-- App and web page records --

• • • • •

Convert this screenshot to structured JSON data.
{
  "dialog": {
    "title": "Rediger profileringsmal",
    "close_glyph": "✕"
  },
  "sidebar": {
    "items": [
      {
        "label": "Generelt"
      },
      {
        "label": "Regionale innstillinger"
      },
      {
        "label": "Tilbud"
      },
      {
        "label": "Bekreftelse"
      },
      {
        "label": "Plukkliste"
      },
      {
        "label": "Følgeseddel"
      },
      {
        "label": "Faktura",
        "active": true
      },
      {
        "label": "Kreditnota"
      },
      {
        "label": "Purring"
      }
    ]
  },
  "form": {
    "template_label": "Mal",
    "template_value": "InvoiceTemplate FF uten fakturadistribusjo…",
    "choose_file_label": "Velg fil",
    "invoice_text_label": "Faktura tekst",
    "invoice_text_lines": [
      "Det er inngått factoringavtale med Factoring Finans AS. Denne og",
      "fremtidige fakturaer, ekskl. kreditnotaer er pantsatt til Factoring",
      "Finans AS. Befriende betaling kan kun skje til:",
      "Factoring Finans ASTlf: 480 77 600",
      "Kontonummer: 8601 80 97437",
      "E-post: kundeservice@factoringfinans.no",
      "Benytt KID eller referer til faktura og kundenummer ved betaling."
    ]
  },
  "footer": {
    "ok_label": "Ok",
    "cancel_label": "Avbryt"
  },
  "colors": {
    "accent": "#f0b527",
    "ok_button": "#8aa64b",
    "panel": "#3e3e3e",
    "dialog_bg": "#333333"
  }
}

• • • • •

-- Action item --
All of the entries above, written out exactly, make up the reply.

-- Exercise result --
Convert this screenshot to structured JSON data.
{
  "dialog": {
    "title": "Rediger profileringsmal",
    "close_glyph": "✕"
  },
  "sidebar": {
    "items": [
      {
        "label": "Generelt"
      },
      {
        "label": "Regionale innstillinger"
      },
      {
        "label": "Tilbud"
      },
      {
        "label": "Bekreftelse"
      },
      {
        "label": "Plukkliste"
      },
      {
        "label": "Følgeseddel"
      },
      {
        "label": "Faktura",
        "active": true
      },
      {
        "label": "Kreditnota"
      },
      {
        "label": "Purring"
      }
    ]
  },
  "form": {
    "template_label": "Mal",
    "template_value": "InvoiceTemplate FF uten fakturadistribusjo…",
    "choose_file_label": "Velg fil",
    "invoice_text_label": "Faktura tekst",
    "invoice_text_lines": [
      "Det er inngått factoringavtale med Factoring Finans AS. Denne og",
      "fremtidige fakturaer, ekskl. kreditnotaer er pantsatt til Factoring",
      "Finans AS. Befriende betaling kan kun skje til:",
      "Factoring Finans ASTlf: 480 77 600",
      "Kontonummer: 8601 80 97437",
      "E-post: kundeservice@factoringfinans.no",
      "Benytt KID eller referer til faktura og kundenummer ved betaling."
    ]
  },
  "footer": {
    "ok_label": "Ok",
    "cancel_label": "Avbryt"
  },
  "colors": {
    "accent": "#f0b527",
    "ok_button": "#8aa64b",
    "panel": "#3e3e3e",
    "dialog_bg": "#333333"
  }
}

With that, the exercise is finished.